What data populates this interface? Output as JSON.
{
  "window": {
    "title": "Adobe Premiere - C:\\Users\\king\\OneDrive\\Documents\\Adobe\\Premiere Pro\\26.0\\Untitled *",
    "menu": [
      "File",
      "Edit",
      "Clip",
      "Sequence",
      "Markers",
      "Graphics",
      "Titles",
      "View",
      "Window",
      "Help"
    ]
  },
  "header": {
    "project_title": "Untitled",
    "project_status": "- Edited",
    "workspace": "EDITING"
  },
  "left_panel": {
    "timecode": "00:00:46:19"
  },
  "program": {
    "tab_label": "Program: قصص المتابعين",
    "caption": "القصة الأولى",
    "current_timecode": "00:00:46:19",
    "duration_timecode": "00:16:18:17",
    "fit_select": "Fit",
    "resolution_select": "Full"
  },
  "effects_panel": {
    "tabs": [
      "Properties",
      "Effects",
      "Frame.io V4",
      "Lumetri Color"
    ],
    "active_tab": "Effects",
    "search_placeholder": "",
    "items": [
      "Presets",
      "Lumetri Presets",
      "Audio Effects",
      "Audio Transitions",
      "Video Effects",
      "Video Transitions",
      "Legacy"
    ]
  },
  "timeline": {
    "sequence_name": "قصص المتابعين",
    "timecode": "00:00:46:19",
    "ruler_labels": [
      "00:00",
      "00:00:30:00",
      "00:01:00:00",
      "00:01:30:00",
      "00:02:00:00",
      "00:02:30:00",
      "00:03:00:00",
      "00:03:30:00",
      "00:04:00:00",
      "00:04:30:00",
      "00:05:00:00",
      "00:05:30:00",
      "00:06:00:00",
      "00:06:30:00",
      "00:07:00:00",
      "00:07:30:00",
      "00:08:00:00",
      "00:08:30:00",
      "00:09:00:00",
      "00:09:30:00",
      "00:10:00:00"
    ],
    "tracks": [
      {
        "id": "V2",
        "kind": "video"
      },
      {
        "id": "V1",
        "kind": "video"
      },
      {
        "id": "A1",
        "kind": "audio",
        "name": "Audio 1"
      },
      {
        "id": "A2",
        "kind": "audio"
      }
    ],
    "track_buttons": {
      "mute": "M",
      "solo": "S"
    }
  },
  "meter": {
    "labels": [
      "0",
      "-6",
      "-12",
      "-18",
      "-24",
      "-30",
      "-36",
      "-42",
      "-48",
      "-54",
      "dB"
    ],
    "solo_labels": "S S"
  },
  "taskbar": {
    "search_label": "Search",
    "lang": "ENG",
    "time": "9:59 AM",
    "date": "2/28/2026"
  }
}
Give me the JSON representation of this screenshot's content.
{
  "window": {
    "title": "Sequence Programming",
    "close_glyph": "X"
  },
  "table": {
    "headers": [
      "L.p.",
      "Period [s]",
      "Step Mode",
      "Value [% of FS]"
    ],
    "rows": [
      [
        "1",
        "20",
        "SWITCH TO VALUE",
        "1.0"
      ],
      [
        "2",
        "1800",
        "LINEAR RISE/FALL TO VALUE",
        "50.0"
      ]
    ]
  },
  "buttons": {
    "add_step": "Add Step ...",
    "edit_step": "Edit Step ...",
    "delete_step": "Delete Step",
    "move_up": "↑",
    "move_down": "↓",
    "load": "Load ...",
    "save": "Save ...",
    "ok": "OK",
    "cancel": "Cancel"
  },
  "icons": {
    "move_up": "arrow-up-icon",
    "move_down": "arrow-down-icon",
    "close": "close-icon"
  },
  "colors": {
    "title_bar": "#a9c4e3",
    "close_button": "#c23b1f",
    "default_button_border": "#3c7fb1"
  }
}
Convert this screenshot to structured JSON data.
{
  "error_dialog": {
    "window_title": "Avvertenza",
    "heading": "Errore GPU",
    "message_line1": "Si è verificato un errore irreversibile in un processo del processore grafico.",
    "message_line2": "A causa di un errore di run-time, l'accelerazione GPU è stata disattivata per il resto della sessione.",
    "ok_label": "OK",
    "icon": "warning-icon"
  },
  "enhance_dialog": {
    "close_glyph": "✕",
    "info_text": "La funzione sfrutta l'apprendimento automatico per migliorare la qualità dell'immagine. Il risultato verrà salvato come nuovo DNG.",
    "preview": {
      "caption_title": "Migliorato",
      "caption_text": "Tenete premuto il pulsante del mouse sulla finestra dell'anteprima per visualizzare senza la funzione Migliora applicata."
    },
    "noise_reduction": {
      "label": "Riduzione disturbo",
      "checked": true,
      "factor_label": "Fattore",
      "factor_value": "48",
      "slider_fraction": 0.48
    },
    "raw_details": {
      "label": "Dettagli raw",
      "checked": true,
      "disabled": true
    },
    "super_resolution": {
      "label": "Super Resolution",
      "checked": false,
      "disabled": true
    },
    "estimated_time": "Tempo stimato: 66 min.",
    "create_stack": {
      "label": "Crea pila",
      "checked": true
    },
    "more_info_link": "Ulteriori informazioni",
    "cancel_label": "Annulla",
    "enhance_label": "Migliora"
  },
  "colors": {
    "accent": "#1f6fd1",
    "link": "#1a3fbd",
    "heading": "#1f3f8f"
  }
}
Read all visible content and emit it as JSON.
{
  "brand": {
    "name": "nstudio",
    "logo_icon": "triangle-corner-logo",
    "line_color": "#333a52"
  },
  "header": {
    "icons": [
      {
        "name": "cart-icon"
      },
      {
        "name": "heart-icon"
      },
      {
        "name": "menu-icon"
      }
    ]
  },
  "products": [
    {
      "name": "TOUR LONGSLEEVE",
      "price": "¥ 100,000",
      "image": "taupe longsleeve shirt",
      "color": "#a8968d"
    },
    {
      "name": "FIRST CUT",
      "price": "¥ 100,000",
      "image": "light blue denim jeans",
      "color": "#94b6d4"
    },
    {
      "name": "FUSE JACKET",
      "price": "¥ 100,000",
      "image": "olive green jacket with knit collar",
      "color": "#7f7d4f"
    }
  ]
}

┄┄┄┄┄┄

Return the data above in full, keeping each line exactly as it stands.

What data populates this interface? Output as JSON.
{
  "window": {
    "title": "Adobe Premiere - C:\\Users\\king\\OneDrive\\Documents\\Adobe\\Premiere Pro\\26.0\\Untitled *",
    "menu": [
      "File",
      "Edit",
      "Clip",
      "Sequence",
      "Markers",
      "Graphics",
      "Titles",
      "View",
      "Window",
      "Help"
    ]
  },
  "header": {
    "project_title": "Untitled",
    "project_status": "- Edited",
    "workspace": "EDITING"
  },
  "left_panel": {
    "timecode": "00:00:46:19"
  },
  "program": {
    "tab_label": "Program: قصص المتابعين",
    "caption": "القصة الأولى",
    "current_timecode": "00:00:46:19",
    "duration_timecode": "00:16:18:17",
    "fit_select": "Fit",
    "resolution_select": "Full"
  },
  "effects_panel": {
    "tabs": [
      "Properties",
      "Effects",
      "Frame.io V4",
      "Lumetri Color"
    ],
    "active_tab": "Effects",
    "search_placeholder": "",
    "items": [
      "Presets",
      "Lumetri Presets",
      "Audio Effects",
      "Audio Transitions",
      "Video Effects",
      "Video Transitions",
      "Legacy"
    ]
  },
  "timeline": {
    "sequence_name": "قصص المتابعين",
    "timecode": "00:00:46:19",
    "ruler_labels": [
      "00:00",
      "00:00:30:00",
      "00:01:00:00",
      "00:01:30:00",
      "00:02:00:00",
      "00:02:30:00",
      "00:03:00:00",
      "00:03:30:00",
      "00:04:00:00",
      "00:04:30:00",
      "00:05:00:00",
      "00:05:30:00",
      "00:06:00:00",
      "00:06:30:00",
      "00:07:00:00",
      "00:07:30:00",
      "00:08:00:00",
      "00:08:30:00",
      "00:09:00:00",
      "00:09:30:00",
      "00:10:00:00"
    ],
    "tracks": [
      {
        "id": "V2",
        "kind": "video"
      },
      {
        "id": "V1",
        "kind": "video"
      },
      {
        "id": "A1",
        "kind": "audio",
        "name": "Audio 1"
      },
      {
        "id": "A2",
        "kind": "audio"
      }
    ],
    "track_buttons": {
      "mute": "M",
      "solo": "S"
    }
  },
  "meter": {
    "labels": [
      "0",
      "-6",
      "-12",
      "-18",
      "-24",
      "-30",
      "-36",
      "-42",
      "-48",
      "-54",
      "dB"
    ],
    "solo_labels": "S S"
  },
  "taskbar": {
    "search_label": "Search",
    "lang": "ENG",
    "time": "9:59 AM",
    "date": "2/28/2026"
  }
}
Give me the JSON representation of this screenshot's content.
{
  "window": {
    "title": "Sequence Programming",
    "close_glyph": "X"
  },
  "table": {
    "headers": [
      "L.p.",
      "Period [s]",
      "Step Mode",
      "Value [% of FS]"
    ],
    "rows": [
      [
        "1",
        "20",
        "SWITCH TO VALUE",
        "1.0"
      ],
      [
        "2",
        "1800",
        "LINEAR RISE/FALL TO VALUE",
        "50.0"
      ]
    ]
  },
  "buttons": {
    "add_step": "Add Step ...",
    "edit_step": "Edit Step ...",
    "delete_step": "Delete Step",
    "move_up": "↑",
    "move_down": "↓",
    "load": "Load ...",
    "save": "Save ...",
    "ok": "OK",
    "cancel": "Cancel"
  },
  "icons": {
    "move_up": "arrow-up-icon",
    "move_down": "arrow-down-icon",
    "close": "close-icon"
  },
  "colors": {
    "title_bar": "#a9c4e3",
    "close_button": "#c23b1f",
    "default_button_border": "#3c7fb1"
  }
}
Convert this screenshot to structured JSON data.
{
  "error_dialog": {
    "window_title": "Avvertenza",
    "heading": "Errore GPU",
    "message_line1": "Si è verificato un errore irreversibile in un processo del processore grafico.",
    "message_line2": "A causa di un errore di run-time, l'accelerazione GPU è stata disattivata per il resto della sessione.",
    "ok_label": "OK",
    "icon": "warning-icon"
  },
  "enhance_dialog": {
    "close_glyph": "✕",
    "info_text": "La funzione sfrutta l'apprendimento automatico per migliorare la qualità dell'immagine. Il risultato verrà salvato come nuovo DNG.",
    "preview": {
      "caption_title": "Migliorato",
      "caption_text": "Tenete premuto il pulsante del mouse sulla finestra dell'anteprima per visualizzare senza la funzione Migliora applicata."
    },
    "noise_reduction": {
      "label": "Riduzione disturbo",
      "checked": true,
      "factor_label": "Fattore",
      "factor_value": "48",
      "slider_fraction": 0.48
    },
    "raw_details": {
      "label": "Dettagli raw",
      "checked": true,
      "disabled": true
    },
    "super_resolution": {
      "label": "Super Resolution",
      "checked": false,
      "disabled": true
    },
    "estimated_time": "Tempo stimato: 66 min.",
    "create_stack": {
      "label": "Crea pila",
      "checked": true
    },
    "more_info_link": "Ulteriori informazioni",
    "cancel_label": "Annulla",
    "enhance_label": "Migliora"
  },
  "colors": {
    "accent": "#1f6fd1",
    "link": "#1a3fbd",
    "heading": "#1f3f8f"
  }
}
Read all visible content and emit it as JSON.
{
  "brand": {
    "name": "nstudio",
    "logo_icon": "triangle-corner-logo",
    "line_color": "#333a52"
  },
  "header": {
    "icons": [
      {
        "name": "cart-icon"
      },
      {
        "name": "heart-icon"
      },
      {
        "name": "menu-icon"
      }
    ]
  },
  "products": [
    {
      "name": "TOUR LONGSLEEVE",
      "price": "¥ 100,000",
      "image": "taupe longsleeve shirt",
      "color": "#a8968d"
    },
    {
      "name": "FIRST CUT",
      "price": "¥ 100,000",
      "image": "light blue denim jeans",
      "color": "#94b6d4"
    },
    {
      "name": "FUSE JACKET",
      "price": "¥ 100,000",
      "image": "olive green jacket with knit collar",
      "color": "#7f7d4f"
    }
  ]
}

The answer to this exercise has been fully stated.